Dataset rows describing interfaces
++++++++++

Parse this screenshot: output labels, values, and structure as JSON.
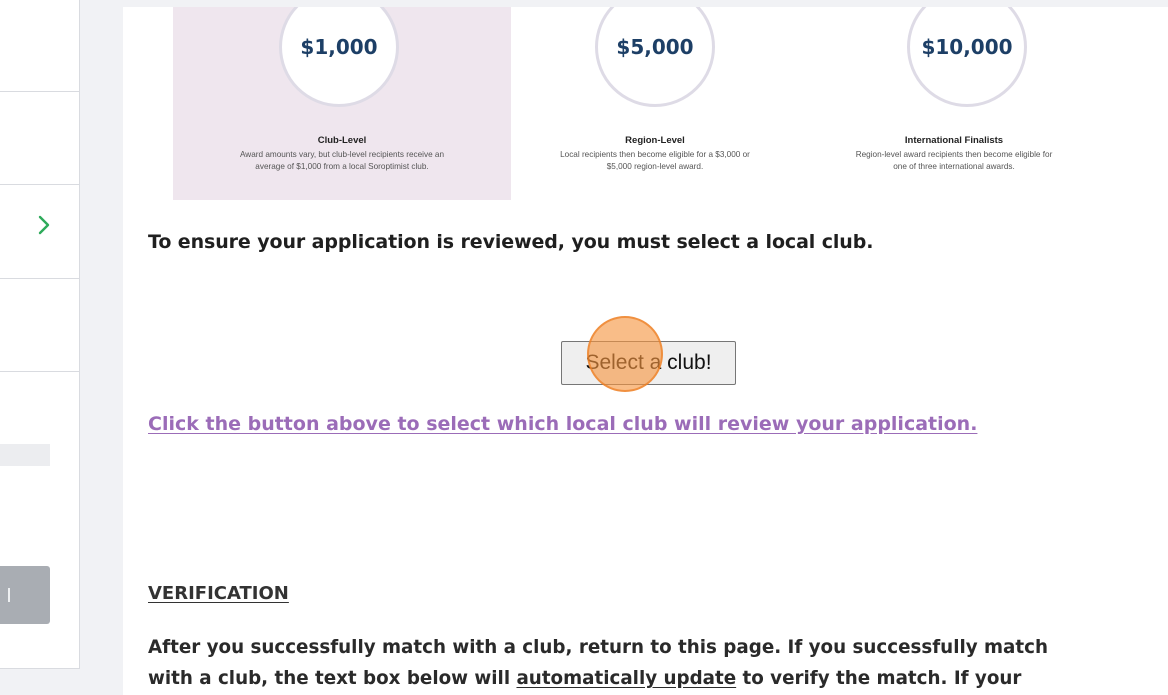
{
  "awards": [
    {
      "amount": "$1,000",
      "title": "Club-Level",
      "desc1": "Award amounts vary, but club-level recipients receive an",
      "desc2": "average of $1,000 from a local Soroptimist club."
    },
    {
      "amount": "$5,000",
      "title": "Region-Level",
      "desc1": "Local recipients then become eligible for a $3,000 or",
      "desc2": "$5,000 region-level award."
    },
    {
      "amount": "$10,000",
      "title": "International Finalists",
      "desc1": "Region-level award recipients then become eligible for",
      "desc2": "one of three international awards."
    }
  ],
  "instruction": "To ensure your application is reviewed, you must select a local club.",
  "select_button": "Select a club!",
  "review_link": "Click the button above to select which local club will review your application.",
  "verification": {
    "heading": "VERIFICATION",
    "line1": "After you successfully match with a club, return to this page. If you successfully match",
    "line2_pre": "with a club, the text box below will ",
    "line2_link": "automatically update",
    "line2_post": " to verify the match. If your"
  },
  "colors": {
    "accent_link": "#9b6cb8",
    "amount_text": "#1d3f66",
    "highlight_card": "#efe6ee",
    "chevron": "#2eaa5a",
    "click_marker": "#f6953f"
  },
  "icons": {
    "sidebar_chevron": "chevron-right-icon"
  }
}
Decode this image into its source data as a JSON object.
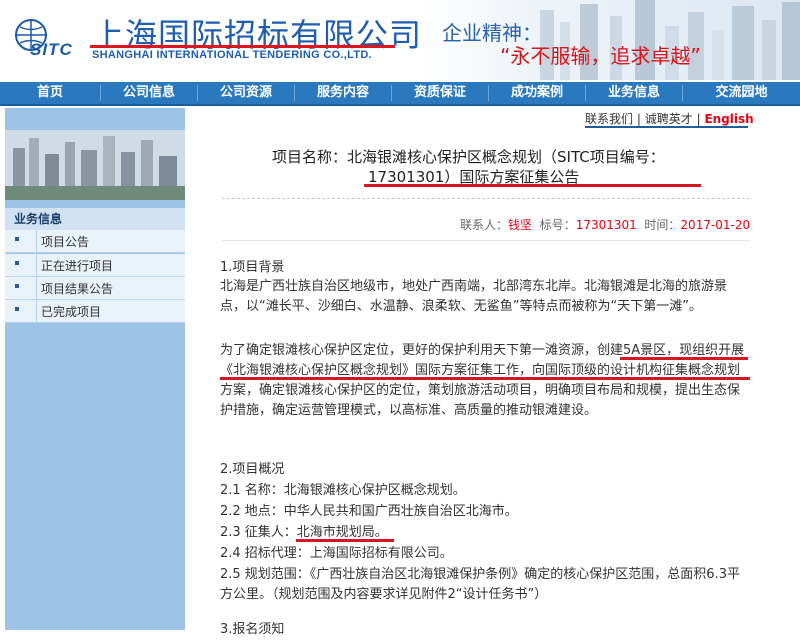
{
  "header": {
    "logo_text": "SITC",
    "company_name_cn": "上海国际招标有限公司",
    "company_name_en": "SHANGHAI INTERNATIONAL TENDERING CO.,LTD.",
    "slogan_title": "企业精神：",
    "slogan_text": "“永不服输，追求卓越”"
  },
  "nav": {
    "items": [
      "首页",
      "公司信息",
      "公司资源",
      "服务内容",
      "资质保证",
      "成功案例",
      "业务信息",
      "交流园地"
    ]
  },
  "toplinks": {
    "contact": "联系我们",
    "sep1": "|",
    "recruit": "诚聘英才",
    "sep2": "|",
    "english": "English"
  },
  "sidebar": {
    "title": "业务信息",
    "items": [
      {
        "bullet": "•",
        "label": "项目公告"
      },
      {
        "bullet": "•",
        "label": "正在进行项目"
      },
      {
        "bullet": "•",
        "label": "项目结果公告"
      },
      {
        "bullet": "•",
        "label": "已完成项目"
      }
    ]
  },
  "article": {
    "title_line1": "项目名称：北海银滩核心保护区概念规划（SITC项目编号：",
    "title_line2": "17301301）国际方案征集公告",
    "meta": {
      "contact_label": "联系人：",
      "contact_value": "钱坚",
      "number_label": "标号：",
      "number_value": "17301301",
      "time_label": "时间：",
      "time_value": "2017-01-20"
    },
    "sec1_heading": "1.项目背景",
    "sec1_p1": "北海是广西壮族自治区地级市，地处广西南端，北部湾东北岸。北海银滩是北海的旅游景点，以“滩长平、沙细白、水温静、浪柔软、无鲨鱼”等特点而被称为“天下第一滩”。",
    "sec1_p2": "为了确定银滩核心保护区定位，更好的保护利用天下第一滩资源，创建5A景区，现组织开展《北海银滩核心保护区概念规划》国际方案征集工作，向国际顶级的设计机构征集概念规划方案，确定银滩核心保护区的定位，策划旅游活动项目，明确项目布局和规模，提出生态保护措施，确定运营管理模式，以高标准、高质量的推动银滩建设。",
    "sec2_heading": "2.项目概况",
    "sec2_items": [
      "2.1 名称：北海银滩核心保护区概念规划。",
      "2.2 地点：中华人民共和国广西壮族自治区北海市。",
      "2.3 征集人：北海市规划局。",
      "2.4 招标代理：上海国际招标有限公司。",
      "2.5 规划范围：《广西壮族自治区北海银滩保护条例》确定的核心保护区范围，总面积6.3平方公里。（规划范围及内容要求详见附件2“设计任务书”）"
    ],
    "sec3_heading_partial": "3.报名须知"
  },
  "colors": {
    "brand_blue": "#1e5db0",
    "nav_blue": "#2a78bd",
    "sidebar_blue": "#9dc3e6",
    "annotation_red": "#d81622",
    "link_red": "#e60012"
  }
}
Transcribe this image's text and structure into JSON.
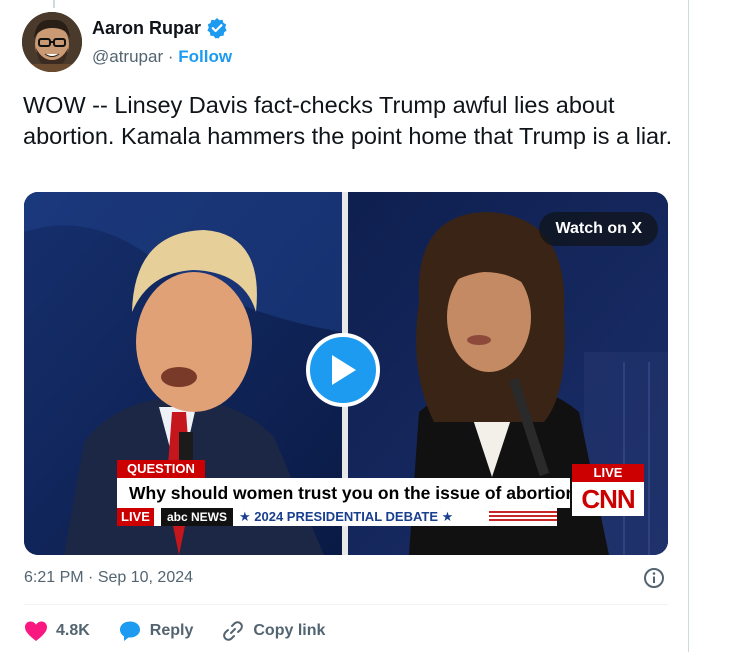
{
  "author": {
    "display_name": "Aaron Rupar",
    "handle": "@atrupar",
    "separator": "·",
    "follow_label": "Follow"
  },
  "tweet": {
    "text": "WOW -- Linsey Davis fact-checks Trump awful lies about abortion. Kamala hammers the point home that Trump is a liar."
  },
  "media": {
    "watch_label": "Watch on X",
    "chyron": {
      "question_tag": "QUESTION",
      "question_text": "Why should women trust you on the issue of abortion?",
      "live_tag": "LIVE",
      "network": "abc NEWS",
      "debate_title": "★ 2024 PRESIDENTIAL DEBATE ★",
      "cnn_live": "LIVE",
      "cnn_logo": "CNN"
    }
  },
  "meta": {
    "time": "6:21 PM",
    "separator": "·",
    "date": "Sep 10, 2024"
  },
  "actions": {
    "like_count": "4.8K",
    "reply_label": "Reply",
    "copy_link_label": "Copy link"
  },
  "colors": {
    "accent": "#1d9bf0",
    "like": "#f91880",
    "secondary_text": "#536471"
  }
}
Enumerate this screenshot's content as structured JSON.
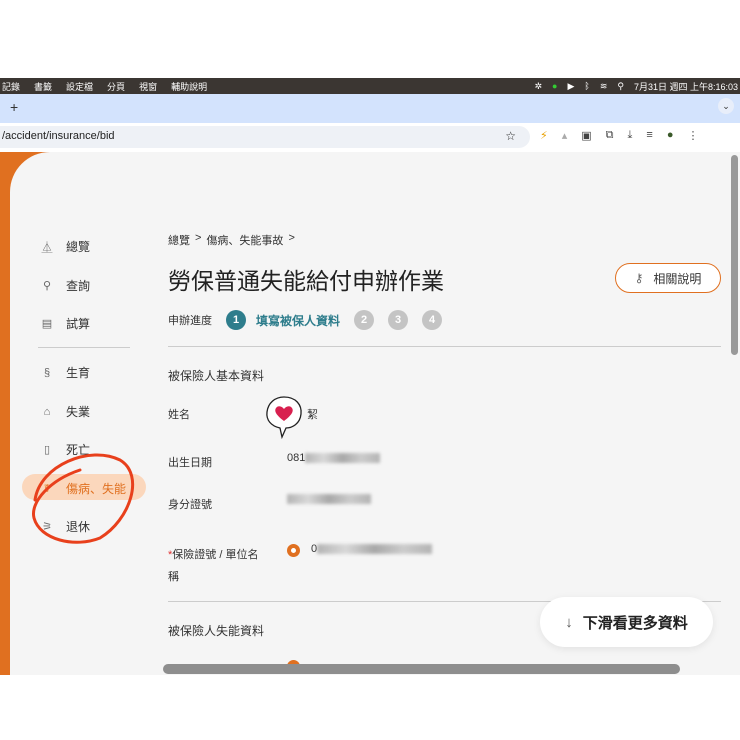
{
  "menubar": {
    "items": [
      "記錄",
      "書籤",
      "設定檔",
      "分頁",
      "視窗",
      "輔助說明"
    ],
    "clock": "7月31日 週四 上午8:16:03"
  },
  "browser": {
    "new_tab": "+",
    "url": "/accident/insurance/bid"
  },
  "sidebar": {
    "items": [
      {
        "label": "總覽",
        "icon": "overview-icon",
        "glyph": "⏅"
      },
      {
        "label": "查詢",
        "icon": "search-icon",
        "glyph": "⚲"
      },
      {
        "label": "試算",
        "icon": "calculator-icon",
        "glyph": "▤"
      },
      {
        "label": "生育",
        "icon": "birth-icon",
        "glyph": "§"
      },
      {
        "label": "失業",
        "icon": "unemployment-icon",
        "glyph": "⌂"
      },
      {
        "label": "死亡",
        "icon": "death-icon",
        "glyph": "▯"
      },
      {
        "label": "傷病、失能",
        "icon": "injury-icon",
        "glyph": "☤"
      },
      {
        "label": "退休",
        "icon": "retire-icon",
        "glyph": "⚞"
      }
    ]
  },
  "main": {
    "breadcrumb": [
      "總覽",
      ">",
      "傷病、失能事故",
      ">"
    ],
    "title": "勞保普通失能給付申辦作業",
    "help_button": "相關說明",
    "progress_label": "申辦進度",
    "steps": [
      "1",
      "2",
      "3",
      "4"
    ],
    "current_step_label": "填寫被保人資料",
    "section1": "被保險人基本資料",
    "fields": {
      "name_label": "姓名",
      "name_value": "絜",
      "dob_label": "出生日期",
      "dob_value": "081",
      "id_label": "身分證號",
      "insurance_label": "保險證號 / 單位名稱",
      "insurance_required": "*",
      "insurance_value": "0"
    },
    "section2": "被保險人失能資料",
    "scroll_hint": "下滑看更多資料"
  },
  "colors": {
    "accent": "#e07020",
    "step_active": "#2e7d8c",
    "annotation": "#e8401c"
  }
}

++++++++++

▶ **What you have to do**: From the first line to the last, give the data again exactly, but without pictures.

▶ **Exercise answer**:
Parse this screenshot: output labels, values, and structure as JSON.
{
  "awards": [
    {
      "amount": "$1,000",
      "title": "Club-Level",
      "desc1": "Award amounts vary, but club-level recipients receive an",
      "desc2": "average of $1,000 from a local Soroptimist club."
    },
    {
      "amount": "$5,000",
      "title": "Region-Level",
      "desc1": "Local recipients then become eligible for a $3,000 or",
      "desc2": "$5,000 region-level award."
    },
    {
      "amount": "$10,000",
      "title": "International Finalists",
      "desc1": "Region-level award recipients then become eligible for",
      "desc2": "one of three international awards."
    }
  ],
  "instruction": "To ensure your application is reviewed, you must select a local club.",
  "select_button": "Select a club!",
  "review_link": "Click the button above to select which local club will review your application.",
  "verification": {
    "heading": "VERIFICATION",
    "line1": "After you successfully match with a club, return to this page. If you successfully match",
    "line2_pre": "with a club, the text box below will ",
    "line2_link": "automatically update",
    "line2_post": " to verify the match. If your"
  },
  "colors": {
    "accent_link": "#9b6cb8",
    "amount_text": "#1d3f66",
    "highlight_card": "#efe6ee",
    "chevron": "#2eaa5a",
    "click_marker": "#f6953f"
  },
  "icons": {
    "sidebar_chevron": "chevron-right-icon"
  }
}
Decode this image into its source data as a JSON object.
{
  "header": {
    "logo_text": "SITC",
    "company_name_cn": "上海国际招标有限公司",
    "company_name_en": "SHANGHAI INTERNATIONAL TENDERING CO.,LTD.",
    "slogan_title": "企业精神：",
    "slogan_text": "“永不服输，追求卓越”"
  },
  "nav": {
    "items": [
      "首页",
      "公司信息",
      "公司资源",
      "服务内容",
      "资质保证",
      "成功案例",
      "业务信息",
      "交流园地"
    ]
  },
  "toplinks": {
    "contact": "联系我们",
    "sep1": "|",
    "recruit": "诚聘英才",
    "sep2": "|",
    "english": "English"
  },
  "sidebar": {
    "title": "业务信息",
    "items": [
      {
        "bullet": "•",
        "label": "项目公告"
      },
      {
        "bullet": "•",
        "label": "正在进行项目"
      },
      {
        "bullet": "•",
        "label": "项目结果公告"
      },
      {
        "bullet": "•",
        "label": "已完成项目"
      }
    ]
  },
  "article": {
    "title_line1": "项目名称：北海银滩核心保护区概念规划（SITC项目编号：",
    "title_line2": "17301301）国际方案征集公告",
    "meta": {
      "contact_label": "联系人：",
      "contact_value": "钱坚",
      "number_label": "标号：",
      "number_value": "17301301",
      "time_label": "时间：",
      "time_value": "2017-01-20"
    },
    "sec1_heading": "1.项目背景",
    "sec1_p1": "北海是广西壮族自治区地级市，地处广西南端，北部湾东北岸。北海银滩是北海的旅游景点，以“滩长平、沙细白、水温静、浪柔软、无鲨鱼”等特点而被称为“天下第一滩”。",
    "sec1_p2": "为了确定银滩核心保护区定位，更好的保护利用天下第一滩资源，创建5A景区，现组织开展《北海银滩核心保护区概念规划》国际方案征集工作，向国际顶级的设计机构征集概念规划方案，确定银滩核心保护区的定位，策划旅游活动项目，明确项目布局和规模，提出生态保护措施，确定运营管理模式，以高标准、高质量的推动银滩建设。",
    "sec2_heading": "2.项目概况",
    "sec2_items": [
      "2.1 名称：北海银滩核心保护区概念规划。",
      "2.2 地点：中华人民共和国广西壮族自治区北海市。",
      "2.3 征集人：北海市规划局。",
      "2.4 招标代理：上海国际招标有限公司。",
      "2.5 规划范围：《广西壮族自治区北海银滩保护条例》确定的核心保护区范围，总面积6.3平方公里。（规划范围及内容要求详见附件2“设计任务书”）"
    ],
    "sec3_heading_partial": "3.报名须知"
  },
  "colors": {
    "brand_blue": "#1e5db0",
    "nav_blue": "#2a78bd",
    "sidebar_blue": "#9dc3e6",
    "annotation_red": "#d81622",
    "link_red": "#e60012"
  }
}
Transcribe this image's text and structure into JSON.
{
  "author": {
    "display_name": "Aaron Rupar",
    "handle": "@atrupar",
    "separator": "·",
    "follow_label": "Follow"
  },
  "tweet": {
    "text": "WOW -- Linsey Davis fact-checks Trump awful lies about abortion. Kamala hammers the point home that Trump is a liar."
  },
  "media": {
    "watch_label": "Watch on X",
    "chyron": {
      "question_tag": "QUESTION",
      "question_text": "Why should women trust you on the issue of abortion?",
      "live_tag": "LIVE",
      "network": "abc NEWS",
      "debate_title": "★ 2024 PRESIDENTIAL DEBATE ★",
      "cnn_live": "LIVE",
      "cnn_logo": "CNN"
    }
  },
  "meta": {
    "time": "6:21 PM",
    "separator": "·",
    "date": "Sep 10, 2024"
  },
  "actions": {
    "like_count": "4.8K",
    "reply_label": "Reply",
    "copy_link_label": "Copy link"
  },
  "colors": {
    "accent": "#1d9bf0",
    "like": "#f91880",
    "secondary_text": "#536471"
  }
}
Enumerate this screenshot's content as structured JSON.
{
  "menubar": {
    "items": [
      "記錄",
      "書籤",
      "設定檔",
      "分頁",
      "視窗",
      "輔助說明"
    ],
    "clock": "7月31日 週四 上午8:16:03"
  },
  "browser": {
    "new_tab": "+",
    "url": "/accident/insurance/bid"
  },
  "sidebar": {
    "items": [
      {
        "label": "總覽",
        "icon": "overview-icon",
        "glyph": "⏅"
      },
      {
        "label": "查詢",
        "icon": "search-icon",
        "glyph": "⚲"
      },
      {
        "label": "試算",
        "icon": "calculator-icon",
        "glyph": "▤"
      },
      {
        "label": "生育",
        "icon": "birth-icon",
        "glyph": "§"
      },
      {
        "label": "失業",
        "icon": "unemployment-icon",
        "glyph": "⌂"
      },
      {
        "label": "死亡",
        "icon": "death-icon",
        "glyph": "▯"
      },
      {
        "label": "傷病、失能",
        "icon": "injury-icon",
        "glyph": "☤"
      },
      {
        "label": "退休",
        "icon": "retire-icon",
        "glyph": "⚞"
      }
    ]
  },
  "main": {
    "breadcrumb": [
      "總覽",
      ">",
      "傷病、失能事故",
      ">"
    ],
    "title": "勞保普通失能給付申辦作業",
    "help_button": "相關說明",
    "progress_label": "申辦進度",
    "steps": [
      "1",
      "2",
      "3",
      "4"
    ],
    "current_step_label": "填寫被保人資料",
    "section1": "被保險人基本資料",
    "fields": {
      "name_label": "姓名",
      "name_value": "絜",
      "dob_label": "出生日期",
      "dob_value": "081",
      "id_label": "身分證號",
      "insurance_label": "保險證號 / 單位名稱",
      "insurance_required": "*",
      "insurance_value": "0"
    },
    "section2": "被保險人失能資料",
    "scroll_hint": "下滑看更多資料"
  },
  "colors": {
    "accent": "#e07020",
    "step_active": "#2e7d8c",
    "annotation": "#e8401c"
  }
}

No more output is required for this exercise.